• Aim of the exercise:
For every line in the data below that contains "Reserved", copy the line.
====================
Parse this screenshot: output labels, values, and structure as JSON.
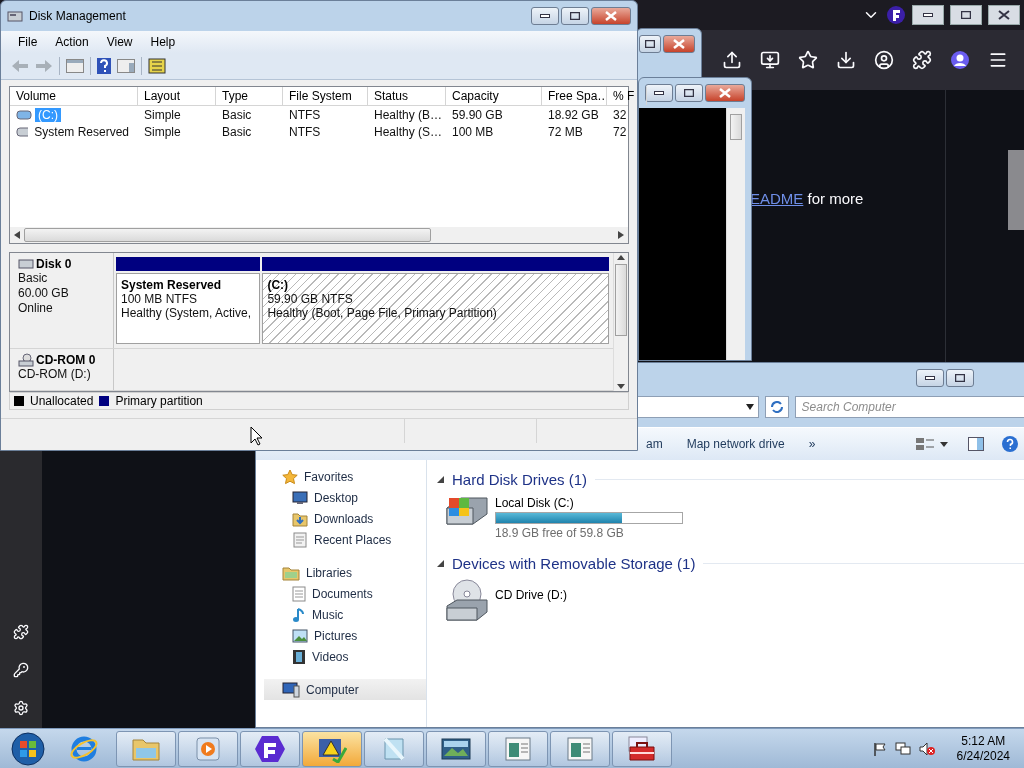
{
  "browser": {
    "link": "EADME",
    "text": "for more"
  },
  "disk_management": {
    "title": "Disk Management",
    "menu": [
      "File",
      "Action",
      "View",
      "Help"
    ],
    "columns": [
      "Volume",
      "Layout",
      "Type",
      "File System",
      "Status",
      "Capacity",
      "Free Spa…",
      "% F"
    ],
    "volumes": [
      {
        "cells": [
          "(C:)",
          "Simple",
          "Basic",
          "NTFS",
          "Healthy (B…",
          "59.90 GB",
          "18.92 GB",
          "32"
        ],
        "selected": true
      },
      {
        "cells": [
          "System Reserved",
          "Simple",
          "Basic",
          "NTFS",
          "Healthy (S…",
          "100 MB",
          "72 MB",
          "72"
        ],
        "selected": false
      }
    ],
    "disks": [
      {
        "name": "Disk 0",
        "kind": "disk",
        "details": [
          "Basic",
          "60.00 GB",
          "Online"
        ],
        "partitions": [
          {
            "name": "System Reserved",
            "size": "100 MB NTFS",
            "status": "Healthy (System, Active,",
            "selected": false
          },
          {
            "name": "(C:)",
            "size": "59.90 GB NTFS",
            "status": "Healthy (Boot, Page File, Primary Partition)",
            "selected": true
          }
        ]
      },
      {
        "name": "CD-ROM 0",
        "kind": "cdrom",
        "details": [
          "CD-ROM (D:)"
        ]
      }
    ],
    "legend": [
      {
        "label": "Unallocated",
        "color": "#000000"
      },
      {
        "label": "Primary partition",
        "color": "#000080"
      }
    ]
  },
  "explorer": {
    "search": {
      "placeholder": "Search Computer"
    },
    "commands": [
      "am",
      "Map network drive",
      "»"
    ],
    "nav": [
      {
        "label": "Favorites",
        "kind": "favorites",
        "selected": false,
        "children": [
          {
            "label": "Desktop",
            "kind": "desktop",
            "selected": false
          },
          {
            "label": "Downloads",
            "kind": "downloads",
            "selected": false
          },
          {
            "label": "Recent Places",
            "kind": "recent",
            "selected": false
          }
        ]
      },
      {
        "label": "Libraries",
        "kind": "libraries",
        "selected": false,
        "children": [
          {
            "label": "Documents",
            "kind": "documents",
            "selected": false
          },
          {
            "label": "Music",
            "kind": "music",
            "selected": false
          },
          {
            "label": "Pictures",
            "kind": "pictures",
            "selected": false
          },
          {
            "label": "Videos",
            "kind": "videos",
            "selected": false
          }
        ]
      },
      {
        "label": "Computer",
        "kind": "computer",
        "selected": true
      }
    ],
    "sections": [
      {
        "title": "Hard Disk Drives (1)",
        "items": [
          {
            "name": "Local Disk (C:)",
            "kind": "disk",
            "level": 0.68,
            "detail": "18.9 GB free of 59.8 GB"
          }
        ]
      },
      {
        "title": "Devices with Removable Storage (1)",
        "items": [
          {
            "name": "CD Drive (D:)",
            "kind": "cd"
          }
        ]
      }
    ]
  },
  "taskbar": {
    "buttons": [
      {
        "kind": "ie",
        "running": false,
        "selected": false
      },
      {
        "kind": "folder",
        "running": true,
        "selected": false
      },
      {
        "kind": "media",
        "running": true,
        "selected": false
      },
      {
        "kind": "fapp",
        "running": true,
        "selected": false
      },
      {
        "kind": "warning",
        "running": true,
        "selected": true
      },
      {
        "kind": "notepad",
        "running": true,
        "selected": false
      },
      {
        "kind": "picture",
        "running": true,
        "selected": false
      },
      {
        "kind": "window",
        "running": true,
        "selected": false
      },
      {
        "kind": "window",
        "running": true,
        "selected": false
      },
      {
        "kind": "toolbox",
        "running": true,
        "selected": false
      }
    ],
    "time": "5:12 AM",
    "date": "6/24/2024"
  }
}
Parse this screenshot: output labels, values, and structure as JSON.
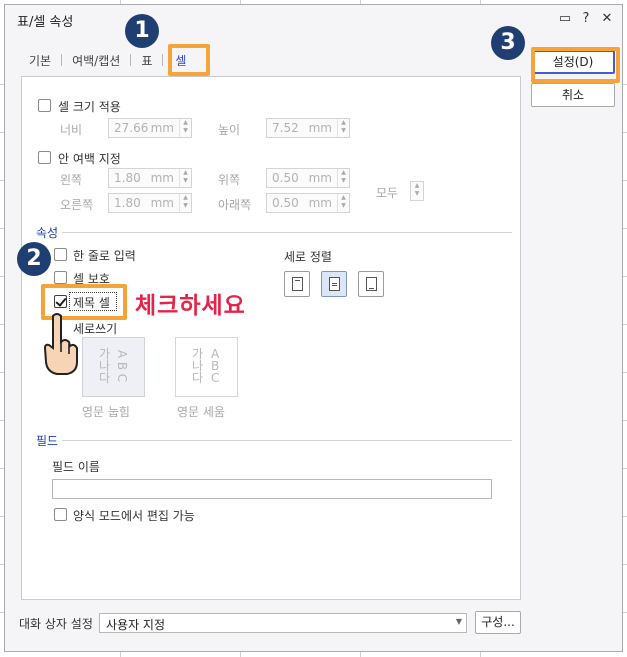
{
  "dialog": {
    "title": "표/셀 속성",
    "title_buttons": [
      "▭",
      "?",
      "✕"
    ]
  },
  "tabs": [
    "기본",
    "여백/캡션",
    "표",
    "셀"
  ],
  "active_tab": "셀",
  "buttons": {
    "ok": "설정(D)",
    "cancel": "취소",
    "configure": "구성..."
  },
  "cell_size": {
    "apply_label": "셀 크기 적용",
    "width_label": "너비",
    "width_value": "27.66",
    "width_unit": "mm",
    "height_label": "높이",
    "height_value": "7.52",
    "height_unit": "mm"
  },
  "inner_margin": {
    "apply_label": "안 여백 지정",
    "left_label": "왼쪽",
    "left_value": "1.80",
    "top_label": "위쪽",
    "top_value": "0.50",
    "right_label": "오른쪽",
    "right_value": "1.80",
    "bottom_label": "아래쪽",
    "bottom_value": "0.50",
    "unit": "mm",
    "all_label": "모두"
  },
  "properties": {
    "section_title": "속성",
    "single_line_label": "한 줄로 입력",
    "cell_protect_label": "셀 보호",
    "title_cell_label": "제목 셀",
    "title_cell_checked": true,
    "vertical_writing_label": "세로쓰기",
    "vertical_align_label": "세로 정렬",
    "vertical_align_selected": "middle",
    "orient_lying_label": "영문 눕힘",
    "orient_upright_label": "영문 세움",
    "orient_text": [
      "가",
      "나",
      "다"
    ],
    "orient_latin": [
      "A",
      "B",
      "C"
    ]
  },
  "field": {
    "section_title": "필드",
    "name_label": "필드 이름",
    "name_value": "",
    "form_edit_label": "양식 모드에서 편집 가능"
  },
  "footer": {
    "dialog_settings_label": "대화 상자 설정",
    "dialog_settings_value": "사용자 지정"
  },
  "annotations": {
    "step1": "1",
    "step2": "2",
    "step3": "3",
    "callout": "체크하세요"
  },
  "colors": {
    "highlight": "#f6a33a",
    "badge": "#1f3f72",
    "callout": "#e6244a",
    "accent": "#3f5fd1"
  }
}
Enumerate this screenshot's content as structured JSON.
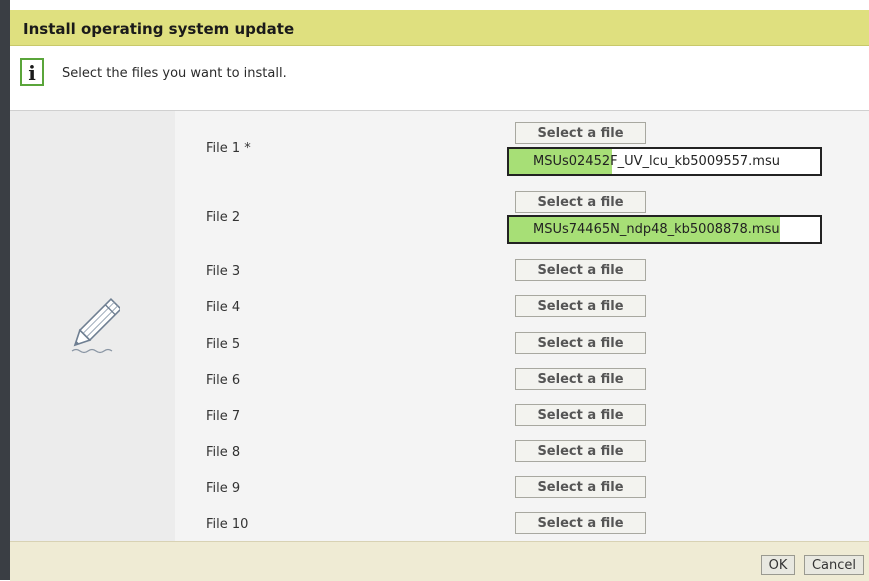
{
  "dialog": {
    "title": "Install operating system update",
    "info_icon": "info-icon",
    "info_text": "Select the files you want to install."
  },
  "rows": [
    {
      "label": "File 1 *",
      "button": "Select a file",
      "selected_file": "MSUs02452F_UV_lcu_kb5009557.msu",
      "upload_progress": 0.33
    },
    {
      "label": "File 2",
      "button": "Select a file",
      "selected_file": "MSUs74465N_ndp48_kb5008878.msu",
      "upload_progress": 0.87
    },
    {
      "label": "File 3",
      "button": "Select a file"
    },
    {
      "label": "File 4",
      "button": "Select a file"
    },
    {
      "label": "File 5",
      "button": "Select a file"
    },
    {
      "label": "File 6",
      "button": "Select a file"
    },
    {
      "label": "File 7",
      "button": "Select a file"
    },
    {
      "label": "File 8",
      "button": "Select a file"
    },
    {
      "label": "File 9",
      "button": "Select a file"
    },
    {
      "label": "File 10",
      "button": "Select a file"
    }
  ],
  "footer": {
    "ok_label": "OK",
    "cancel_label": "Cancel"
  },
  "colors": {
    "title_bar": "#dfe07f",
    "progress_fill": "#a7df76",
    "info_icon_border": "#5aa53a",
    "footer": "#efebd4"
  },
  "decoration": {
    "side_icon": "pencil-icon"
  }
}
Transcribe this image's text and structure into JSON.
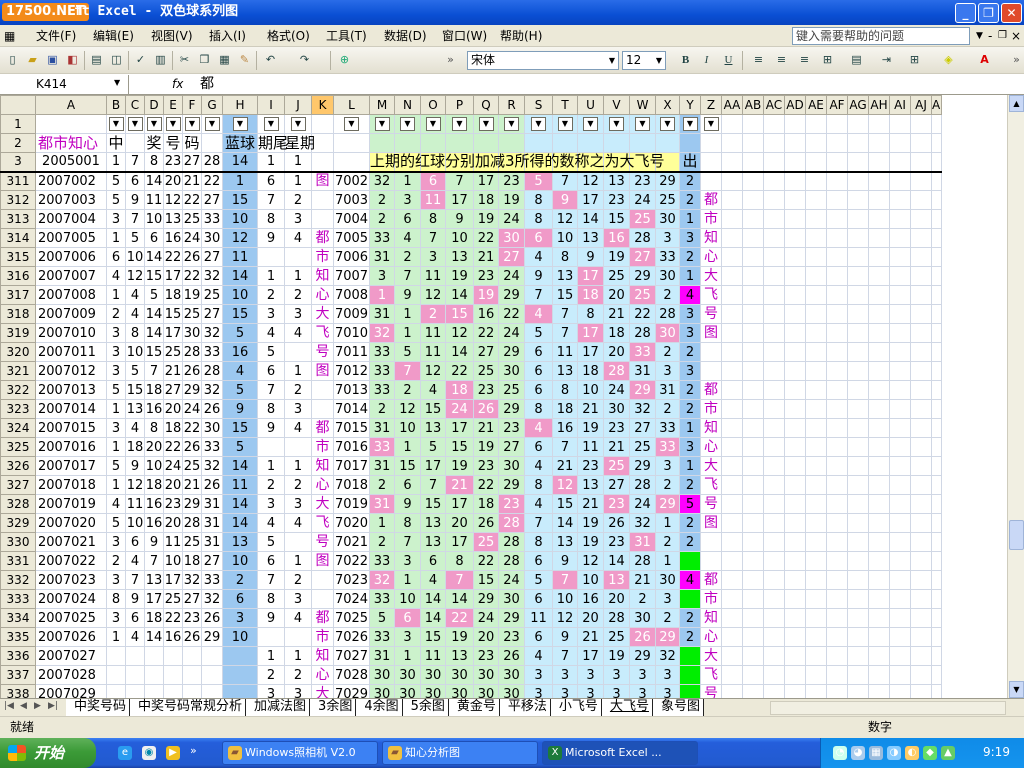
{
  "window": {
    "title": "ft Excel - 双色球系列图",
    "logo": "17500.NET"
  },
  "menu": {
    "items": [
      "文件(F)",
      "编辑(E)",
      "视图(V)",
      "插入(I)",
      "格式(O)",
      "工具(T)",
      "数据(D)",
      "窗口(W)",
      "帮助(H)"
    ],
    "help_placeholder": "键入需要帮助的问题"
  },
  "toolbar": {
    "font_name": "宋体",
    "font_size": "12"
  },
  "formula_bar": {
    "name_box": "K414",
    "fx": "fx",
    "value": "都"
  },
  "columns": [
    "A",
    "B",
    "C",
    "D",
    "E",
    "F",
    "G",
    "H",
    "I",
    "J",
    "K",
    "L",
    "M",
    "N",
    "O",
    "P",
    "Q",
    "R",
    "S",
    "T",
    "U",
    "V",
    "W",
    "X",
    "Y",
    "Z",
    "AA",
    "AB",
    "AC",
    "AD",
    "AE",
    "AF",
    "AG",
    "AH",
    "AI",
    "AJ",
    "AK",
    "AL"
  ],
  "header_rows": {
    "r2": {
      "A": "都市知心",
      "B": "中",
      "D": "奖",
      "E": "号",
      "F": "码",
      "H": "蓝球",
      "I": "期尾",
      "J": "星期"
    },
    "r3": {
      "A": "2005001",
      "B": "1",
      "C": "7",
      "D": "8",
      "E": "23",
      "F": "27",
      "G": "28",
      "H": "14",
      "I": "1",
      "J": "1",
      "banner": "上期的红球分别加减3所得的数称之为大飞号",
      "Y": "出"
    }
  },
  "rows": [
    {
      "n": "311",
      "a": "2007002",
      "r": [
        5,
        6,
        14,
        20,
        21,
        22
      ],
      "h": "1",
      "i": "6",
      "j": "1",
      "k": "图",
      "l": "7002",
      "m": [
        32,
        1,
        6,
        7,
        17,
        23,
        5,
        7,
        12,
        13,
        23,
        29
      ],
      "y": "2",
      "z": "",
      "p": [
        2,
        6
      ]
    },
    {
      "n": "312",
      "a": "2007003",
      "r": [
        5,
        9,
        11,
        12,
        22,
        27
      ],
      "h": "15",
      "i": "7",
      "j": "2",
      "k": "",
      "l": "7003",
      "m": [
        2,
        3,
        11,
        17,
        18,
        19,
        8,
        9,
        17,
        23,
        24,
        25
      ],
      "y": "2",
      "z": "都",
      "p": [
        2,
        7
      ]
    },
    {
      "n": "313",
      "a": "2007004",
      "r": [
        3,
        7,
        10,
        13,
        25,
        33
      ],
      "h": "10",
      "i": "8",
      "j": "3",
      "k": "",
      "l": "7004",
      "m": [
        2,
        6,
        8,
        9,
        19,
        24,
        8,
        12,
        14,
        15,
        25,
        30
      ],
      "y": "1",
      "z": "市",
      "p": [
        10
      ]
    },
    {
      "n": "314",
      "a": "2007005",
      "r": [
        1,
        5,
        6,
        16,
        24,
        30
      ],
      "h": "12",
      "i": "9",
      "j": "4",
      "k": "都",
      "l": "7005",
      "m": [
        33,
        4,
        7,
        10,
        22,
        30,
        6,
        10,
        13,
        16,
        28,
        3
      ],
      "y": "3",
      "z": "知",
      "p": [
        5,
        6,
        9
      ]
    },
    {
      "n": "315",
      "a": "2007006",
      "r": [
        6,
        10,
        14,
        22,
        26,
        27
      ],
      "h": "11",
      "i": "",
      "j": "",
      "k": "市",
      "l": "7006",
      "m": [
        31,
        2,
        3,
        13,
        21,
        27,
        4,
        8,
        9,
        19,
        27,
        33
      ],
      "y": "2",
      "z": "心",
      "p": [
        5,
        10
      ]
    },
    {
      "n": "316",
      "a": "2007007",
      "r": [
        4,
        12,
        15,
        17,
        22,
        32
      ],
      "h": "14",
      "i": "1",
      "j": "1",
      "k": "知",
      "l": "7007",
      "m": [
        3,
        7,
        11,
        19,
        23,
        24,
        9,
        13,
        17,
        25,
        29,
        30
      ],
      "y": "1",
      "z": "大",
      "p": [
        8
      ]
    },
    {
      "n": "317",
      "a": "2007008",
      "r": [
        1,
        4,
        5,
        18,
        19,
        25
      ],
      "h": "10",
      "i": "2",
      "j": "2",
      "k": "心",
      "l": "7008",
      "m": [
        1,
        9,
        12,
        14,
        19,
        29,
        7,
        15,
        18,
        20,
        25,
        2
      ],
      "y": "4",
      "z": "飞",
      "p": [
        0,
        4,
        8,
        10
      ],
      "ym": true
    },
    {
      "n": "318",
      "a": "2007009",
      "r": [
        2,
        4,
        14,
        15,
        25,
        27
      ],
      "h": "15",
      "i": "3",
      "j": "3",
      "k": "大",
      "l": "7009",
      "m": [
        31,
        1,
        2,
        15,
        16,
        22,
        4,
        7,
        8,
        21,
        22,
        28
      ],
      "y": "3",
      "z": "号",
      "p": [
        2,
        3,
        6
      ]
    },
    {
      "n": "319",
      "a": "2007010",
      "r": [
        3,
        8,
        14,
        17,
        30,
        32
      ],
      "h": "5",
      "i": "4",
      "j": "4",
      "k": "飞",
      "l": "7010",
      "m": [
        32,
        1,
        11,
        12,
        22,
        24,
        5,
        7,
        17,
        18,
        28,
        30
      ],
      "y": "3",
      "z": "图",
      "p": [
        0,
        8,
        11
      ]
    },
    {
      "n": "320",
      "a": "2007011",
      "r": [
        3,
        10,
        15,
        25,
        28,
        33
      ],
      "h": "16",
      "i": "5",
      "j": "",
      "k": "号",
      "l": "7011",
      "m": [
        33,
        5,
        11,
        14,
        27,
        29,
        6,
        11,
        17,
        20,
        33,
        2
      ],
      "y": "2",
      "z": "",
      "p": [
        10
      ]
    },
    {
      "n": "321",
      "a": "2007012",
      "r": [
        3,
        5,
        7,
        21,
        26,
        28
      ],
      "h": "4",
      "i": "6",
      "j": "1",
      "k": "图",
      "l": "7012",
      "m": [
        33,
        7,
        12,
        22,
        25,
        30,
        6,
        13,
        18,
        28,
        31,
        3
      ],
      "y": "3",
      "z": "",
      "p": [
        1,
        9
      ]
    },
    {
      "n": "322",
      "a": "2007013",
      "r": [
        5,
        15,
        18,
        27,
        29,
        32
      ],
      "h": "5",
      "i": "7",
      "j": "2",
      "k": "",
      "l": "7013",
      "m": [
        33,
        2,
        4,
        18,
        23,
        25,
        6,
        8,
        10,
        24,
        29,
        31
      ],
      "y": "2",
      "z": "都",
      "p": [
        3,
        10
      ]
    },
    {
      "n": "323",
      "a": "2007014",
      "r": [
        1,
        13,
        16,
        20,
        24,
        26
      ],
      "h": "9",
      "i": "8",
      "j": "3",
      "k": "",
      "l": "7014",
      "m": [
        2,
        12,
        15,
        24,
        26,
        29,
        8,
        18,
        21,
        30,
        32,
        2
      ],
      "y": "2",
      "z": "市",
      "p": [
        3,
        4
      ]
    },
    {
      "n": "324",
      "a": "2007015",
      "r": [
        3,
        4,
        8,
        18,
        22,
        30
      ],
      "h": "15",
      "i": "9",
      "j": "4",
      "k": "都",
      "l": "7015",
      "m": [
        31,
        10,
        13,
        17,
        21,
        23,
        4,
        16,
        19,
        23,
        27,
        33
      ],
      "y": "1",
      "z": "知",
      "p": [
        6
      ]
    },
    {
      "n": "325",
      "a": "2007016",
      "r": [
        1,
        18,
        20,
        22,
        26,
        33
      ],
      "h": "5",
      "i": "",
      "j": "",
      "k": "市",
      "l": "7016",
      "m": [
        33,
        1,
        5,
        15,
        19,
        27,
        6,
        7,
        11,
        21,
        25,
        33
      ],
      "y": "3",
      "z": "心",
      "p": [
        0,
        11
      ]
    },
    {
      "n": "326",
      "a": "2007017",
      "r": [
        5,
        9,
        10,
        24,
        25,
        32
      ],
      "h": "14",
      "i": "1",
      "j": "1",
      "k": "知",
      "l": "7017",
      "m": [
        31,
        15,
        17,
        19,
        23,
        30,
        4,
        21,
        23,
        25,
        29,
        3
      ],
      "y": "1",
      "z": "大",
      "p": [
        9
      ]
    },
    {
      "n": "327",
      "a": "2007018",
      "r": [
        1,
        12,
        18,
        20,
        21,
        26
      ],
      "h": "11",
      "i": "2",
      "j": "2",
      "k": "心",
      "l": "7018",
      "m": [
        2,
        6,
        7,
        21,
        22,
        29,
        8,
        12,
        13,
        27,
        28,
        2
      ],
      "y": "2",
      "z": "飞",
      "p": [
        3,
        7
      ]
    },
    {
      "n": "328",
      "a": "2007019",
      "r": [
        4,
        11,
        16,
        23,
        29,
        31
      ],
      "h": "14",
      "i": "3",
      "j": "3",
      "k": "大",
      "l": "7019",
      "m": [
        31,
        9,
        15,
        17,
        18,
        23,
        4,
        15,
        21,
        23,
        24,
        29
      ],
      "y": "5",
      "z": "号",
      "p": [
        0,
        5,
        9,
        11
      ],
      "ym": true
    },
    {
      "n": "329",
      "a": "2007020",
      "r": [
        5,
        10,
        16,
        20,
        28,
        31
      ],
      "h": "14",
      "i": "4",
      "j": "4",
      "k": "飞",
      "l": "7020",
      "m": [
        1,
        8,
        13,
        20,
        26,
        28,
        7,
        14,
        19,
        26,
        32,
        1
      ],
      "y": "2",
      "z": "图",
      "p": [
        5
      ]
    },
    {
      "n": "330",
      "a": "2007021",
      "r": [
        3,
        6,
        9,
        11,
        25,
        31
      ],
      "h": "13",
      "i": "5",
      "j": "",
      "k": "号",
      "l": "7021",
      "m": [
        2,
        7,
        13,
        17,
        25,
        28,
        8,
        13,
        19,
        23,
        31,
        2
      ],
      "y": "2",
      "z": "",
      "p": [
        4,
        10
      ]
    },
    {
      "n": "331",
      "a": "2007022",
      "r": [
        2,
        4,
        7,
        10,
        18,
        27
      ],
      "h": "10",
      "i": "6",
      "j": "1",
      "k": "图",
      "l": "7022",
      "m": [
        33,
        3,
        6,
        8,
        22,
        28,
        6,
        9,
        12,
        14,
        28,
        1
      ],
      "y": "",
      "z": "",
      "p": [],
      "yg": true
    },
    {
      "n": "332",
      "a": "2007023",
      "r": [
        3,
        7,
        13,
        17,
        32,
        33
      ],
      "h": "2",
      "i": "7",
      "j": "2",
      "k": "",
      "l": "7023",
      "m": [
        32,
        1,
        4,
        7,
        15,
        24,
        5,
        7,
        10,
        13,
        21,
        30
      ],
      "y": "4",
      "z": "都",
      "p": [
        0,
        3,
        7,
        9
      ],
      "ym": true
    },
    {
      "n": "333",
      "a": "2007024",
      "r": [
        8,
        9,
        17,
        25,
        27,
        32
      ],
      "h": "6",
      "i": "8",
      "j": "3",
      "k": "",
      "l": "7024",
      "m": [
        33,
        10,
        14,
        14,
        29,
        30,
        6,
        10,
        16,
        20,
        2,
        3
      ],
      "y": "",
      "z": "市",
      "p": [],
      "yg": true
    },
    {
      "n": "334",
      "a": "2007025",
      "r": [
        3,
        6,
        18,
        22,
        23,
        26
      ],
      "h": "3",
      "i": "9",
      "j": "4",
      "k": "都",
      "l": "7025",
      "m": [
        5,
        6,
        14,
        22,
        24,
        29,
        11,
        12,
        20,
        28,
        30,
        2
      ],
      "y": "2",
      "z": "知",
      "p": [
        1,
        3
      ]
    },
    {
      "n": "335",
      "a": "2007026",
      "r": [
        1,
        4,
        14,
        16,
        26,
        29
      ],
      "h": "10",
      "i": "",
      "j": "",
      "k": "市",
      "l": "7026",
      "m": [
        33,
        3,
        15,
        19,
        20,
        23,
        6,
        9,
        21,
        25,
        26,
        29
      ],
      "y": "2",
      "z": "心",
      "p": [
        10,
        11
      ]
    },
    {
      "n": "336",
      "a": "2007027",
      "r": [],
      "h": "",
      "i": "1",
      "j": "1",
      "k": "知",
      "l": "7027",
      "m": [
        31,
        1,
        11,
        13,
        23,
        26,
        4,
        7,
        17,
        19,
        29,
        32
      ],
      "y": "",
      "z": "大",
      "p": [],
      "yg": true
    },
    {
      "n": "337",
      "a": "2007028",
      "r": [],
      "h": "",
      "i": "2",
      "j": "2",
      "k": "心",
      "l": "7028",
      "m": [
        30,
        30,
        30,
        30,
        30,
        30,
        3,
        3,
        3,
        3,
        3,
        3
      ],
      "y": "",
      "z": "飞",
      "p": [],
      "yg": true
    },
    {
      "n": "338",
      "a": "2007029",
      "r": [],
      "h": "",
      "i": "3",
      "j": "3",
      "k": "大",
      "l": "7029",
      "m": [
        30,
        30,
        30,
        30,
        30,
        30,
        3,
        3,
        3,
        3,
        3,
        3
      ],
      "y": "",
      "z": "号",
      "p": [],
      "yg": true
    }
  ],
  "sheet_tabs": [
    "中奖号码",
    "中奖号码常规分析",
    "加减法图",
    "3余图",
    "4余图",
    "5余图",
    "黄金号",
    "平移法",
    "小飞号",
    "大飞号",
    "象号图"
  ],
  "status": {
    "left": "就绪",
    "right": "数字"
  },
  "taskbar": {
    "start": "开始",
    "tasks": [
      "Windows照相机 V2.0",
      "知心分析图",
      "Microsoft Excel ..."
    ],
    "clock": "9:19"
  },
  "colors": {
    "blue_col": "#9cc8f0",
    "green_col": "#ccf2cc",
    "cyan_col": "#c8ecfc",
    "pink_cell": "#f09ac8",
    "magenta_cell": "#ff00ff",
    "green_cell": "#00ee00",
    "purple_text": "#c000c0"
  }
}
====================
• Answer for the task:
          "System Reserved",
            "name": "System Reserved",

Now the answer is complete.